Konrath exemplifies another strategy that many self-publishers have already adopted: a high volume of published works. Without the carefully orchestrated preparation for a book release done by major publishers, followed by book tours and publicity campaigns, self-published authors are free to spend time marketing their own books or writing more. And most importantly, they are free to eliminate the long turnaround time that characterizes traditional publishing routes; a self-published author can write and schedule their editing on their own time frame and publish several books in close succession.

For many authors, this has been crucial to their success; with so many books out there to choose from, the attention span of a reader can be short, and it can be uphill work to maintain a close relationship and engagement with your fan base when the next book isn’t coming out for two years.

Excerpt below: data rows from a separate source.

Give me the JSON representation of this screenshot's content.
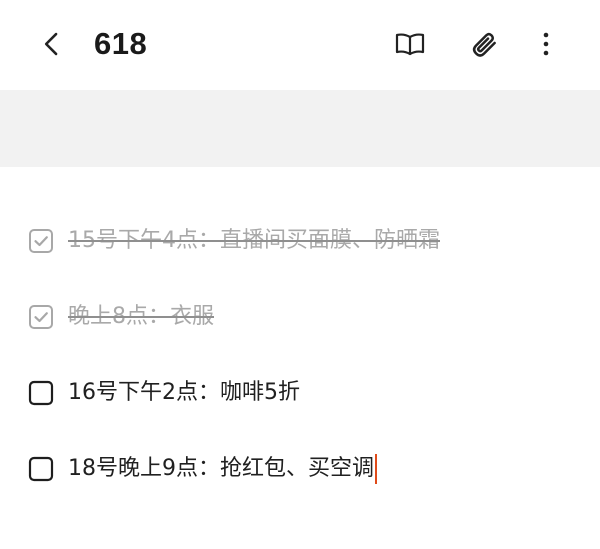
{
  "header": {
    "title": "618",
    "icons": {
      "back": "chevron-left-icon",
      "reader": "book-icon",
      "attach": "paperclip-icon",
      "more": "more-vertical-icon"
    }
  },
  "checklist": [
    {
      "text": "15号下午4点：直播间买面膜、防晒霜",
      "checked": true
    },
    {
      "text": "晚上8点：衣服",
      "checked": true
    },
    {
      "text": "16号下午2点：咖啡5折",
      "checked": false
    },
    {
      "text": "18号晚上9点：抢红包、买空调",
      "checked": false
    }
  ],
  "colors": {
    "caret": "#e04b1a",
    "done_text": "#a9a9a9",
    "band": "#f2f2f2"
  }
}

Self-publishers like Konrath have instead put out high volumes of writing in shorter periods of time, meaning they are staying relevant and holding that engagement with their community of readers. In 2010 alone, Konrath put out four full-length novels. His Amazon page features 77 books, novellas, and short stories to choose from. You might consider yourself incapable of producing that amount of writing in a short time frame, but there are other ways to take advantage of Konrath’s strategy and tweak it to suit your writing style and genre. Authors like Hocking and McDonald publish much of their writing in a series format, lengthening the narrative or writing sequels and prequels. Or you might consider cutting that long novel into halves or even a trilogy, depending on its length. Publishing short stories and novellas is also an excellent way to bulk up your offerings and maintain that crucial reader engagement. As McDonald told Flavorwire, “…readers forget. If you go for a long time period in between books, you lose your audience.”


Check out the sidebar for more articles about bestselling self-publishers and their strategies. 


Lauren White graduated from the University of Michigan with a degree in History and English. She is serving as Assistant Editor and Awards Account Manager at Independent Publisher. Please email her at lwhite [at] with any questions and comments.